Net Zero in Manufacturing
The manufacturing industry as a whole is worth a staggering £191 billion and the UK is currently the ninth largest manufacturing nation in the world, with a total value of product sales at £358.7 billion in 2020 (source ONS)
Impact on the Environment
It’s no secret the manufacturing industry has had a detrimental effect on the environment.
The latest data shows the UK manufacturing industry produced 81.1 million metric tons of carbon dioxide emissions and is a major cause of air pollution which harms both human health and the environment by contributing to the greenhouse effect.
Plus, the industry negatively impacts the environment through toxic waste disposal and water contamination.
CAFA BEIS Net Zero in Manufacturing Event
Last week HMG Department of Business Energy joined CAFA in a conversation as part of SME Hub sector guidance week.
CEO’s Jack Semple EAMA and James Selka from MTA joined the conversation to provide perspective of what challenges their members are tackling and the complexities facing their member organisations.

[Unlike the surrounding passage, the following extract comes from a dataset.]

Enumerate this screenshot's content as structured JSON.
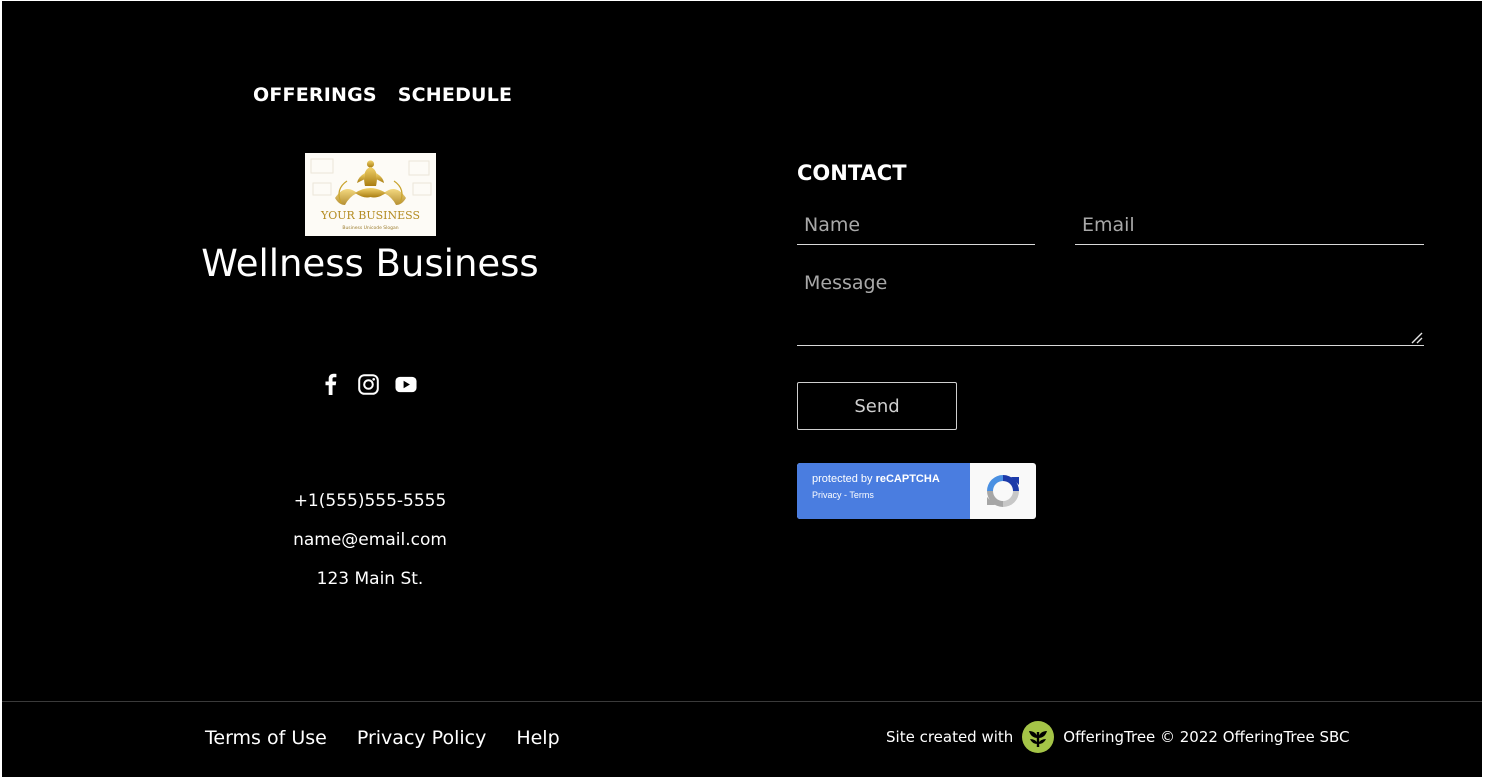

‘BEIS are doing a great job in motivating and mobilizing business, but more needs to be done to support a whole industry transition’ James Selka CEO of the MTA said. ‘There is enormous opportunity and our members play an essential role in this race. We need to prioritise global standards, aligned policy, tighter compliance of purchasing and supply, a focus on energy efficiency and real solution on how we are going to pay for this transition’.

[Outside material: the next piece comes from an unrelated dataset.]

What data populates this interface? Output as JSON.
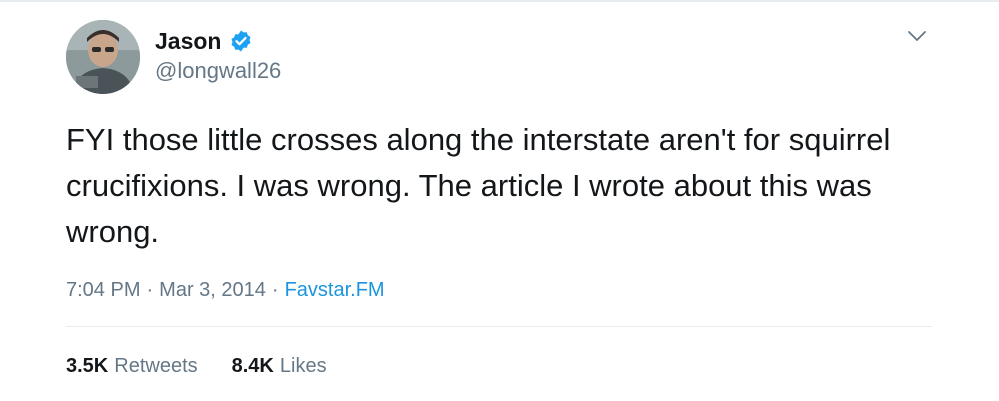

So what needs to change for manufacturing organisations to accelerate to zero?
The Sixth Carbon budget will require a reduction in UK emissions by 78% by 2035. This will need to take place for the UK to be decisively on the path to Net Zero by 2050.
There are several options for reducing emissions in the manufacturing sector, including:
Resource efficiency- Reducing the flow of materials through the economy and using products more efficiently (and for longer) can reduce manufacturing emissions, as part of a shift towards a more circular economy.
Material substitution -Material substitution can reduce manufacturing emissions by switching from high-embodied-carbon materials to low-embodied-carbon materials.
Energy efficiency - Using energy more efficiently reduces operating costs while cutting emissions. The energy efficiency measures that we include are ‘low-regret’ measures that often save significant fuel costs.
Fuel switching - Hydrogen, electricity and bioenergy can all be used to meet heat, motion (and electrical) demands, thus replacing the use of fossil fuels and reducing GHG emissions.
Carbon capture and storage (CCS)- CCS can be used to capture CO2 produced by larger industrial point-sources, and transport it to a CO2 storage site, thus reducing emissions to the atmosphere. The captured CO2 may alternatively be used in Carbon Capture and Use (CCU). CCS is particularly important in the manufacturing sector, as it can abate emissions that cannot be addressed simply by switching to low- or zero-carbon energy.
The manufacturing industry sector is already delivering substantial reductions in greenhouse emissions.
Finance and skills still remain the greatest barriers. Mainly, how are we going to pay for it?
‘Achieving the net zero target will be highly challenging and requires further and faster action. Associations in the manufacturing space have an enormous role to play in the energy transition. Its highly complex so association really need to lead from the front, provide the skills, and guidance to help businesses change. We need to collaborate better and learn from each other to mobilize change across the sector’. Commented Jack Semple, CEO EAMA
CAFA is working closely with BEIS to convene leading industry associations representing critical sectors in a series of discussions on climate action to accelerate climate action.
Visit the SME climate hub for further information about the work UK Gov are doing to support business.
Missed our Net Zero in Manufacturing Event with BEIS. Catch-up here.
Access BEIS Slides from the discussion below.
If you/your association would like to get involved in our industry specific events or have any questions Contact CAFA.
Department for Business, Energy and Industrial Strategy (BEIS) is in charge of developing and delivering a comprehensive industrial strategy and leading the Government's relationships with businesses, along with securing affordable and clean energy supplies to the country.
The MTA is the UK’s trade association for companies show create and supply the technology that manufacturers use. Representing engineering-based manufacturing and supporting the advanced engineering sector through advocacy, media contact and networking.
Providing relevant and specific industry intelligence as well as access to the latest developments in research and technology.
EAMA is an alliance of ten trade associations at the heart of the UK machinery and component supply chain. The combined 2,000-plus membership of advanced engineering businesses is made up of both large companies and SMEs, and many are exporters.
Climate Action for Associations (CAFA) is a not-for-profit collective, convening professional and trade associations, institutes, societies, clubs and other independent bodies from all around the world to come together to accelerate climate action.
b2b are membership experts and the secretariat behind CAFA. Find out more about b2b here.